The numbers for the week ending April 3 remain estimates; but we know for a fact that more than 10 million Americans reported being out of work in the preceding two weeks.
And this is by no means over. Economists expect that 20-25 million Americans may find themselves out of work, at least temporarily, in the coming months.
It’s hard to explain just how catastrophic these numbers are. In a word: unprecedented.
Counting the damages
The 6.6 million jobless claims during the week ending March 27 represented a 3000% increase from the beginning of March all on their own. For perspective, the very worst week for jobless claims during the Great Recession of 2008 was approximately 600,000. The effects of the COVID-19 crisis are an order of magnitude more severe.
Just how severe is not yet clear. In the first place, the numbers may be incomplete, as states are struggling to deal with the tsunami of jobless claims.
Also, ongoing changes with regard to who qualifies for benefits have muddied the waters. Someone who applied last week may have been rejected on the basis they didn’t qualify; but closed loopholes may allow them to draw benefits as of this week.
We also have to consider the possibility that some jobs won’t be coming back when the crisis abates.
Retail chains were already facing enormous pressures before COVID. With the advent of social distancing, many more people will be getting familiar and comfortable with shopping online. It’s possible this pandemic may speed the decline of brick-and-mortar retail.
The airlines have also been hard hit. Will business go back to normal in the next six months? If not, those carriers that have struggled to pay their bills may find themselves being bought up by their competition, with all the attendant job losses.

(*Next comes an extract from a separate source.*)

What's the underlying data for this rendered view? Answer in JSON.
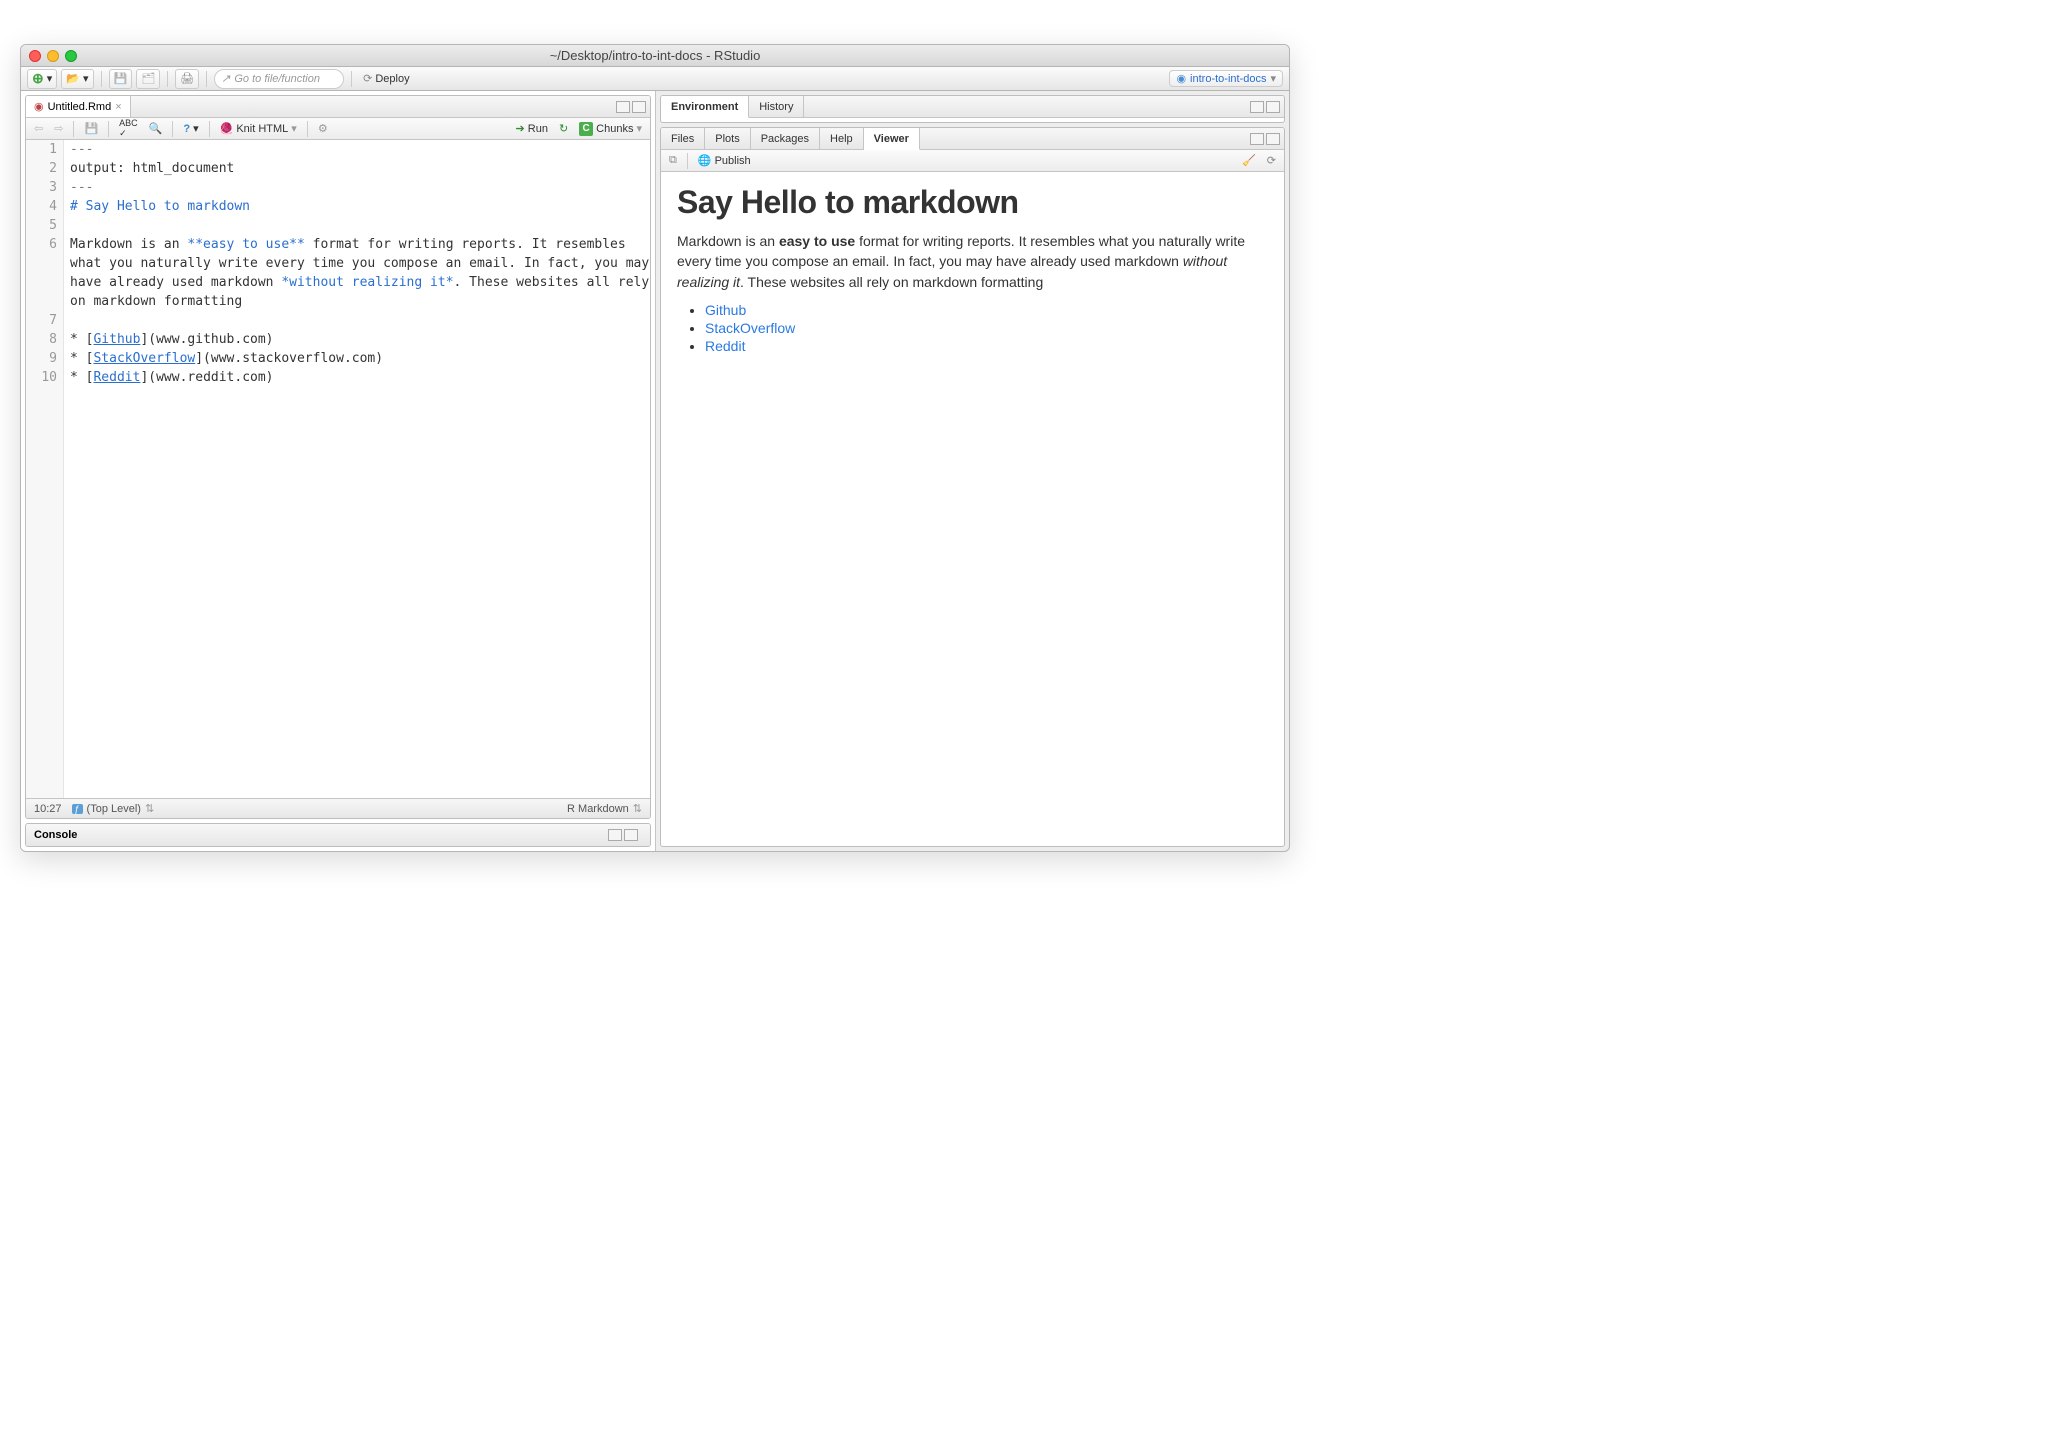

And then, of course, we have to consider how long this crisis will last. Another month? Two? Three? It may be we’ll be looking at Great Depression levels of unemployment before all is said and done.
For the time being, we simply don’t know what the future has in store. But we do know the U.S. has pushed past 10% unemployment, which means this has officially become a more acute economic downturn than the Great Recession. Whether it will be as long-lasting remains to be seen.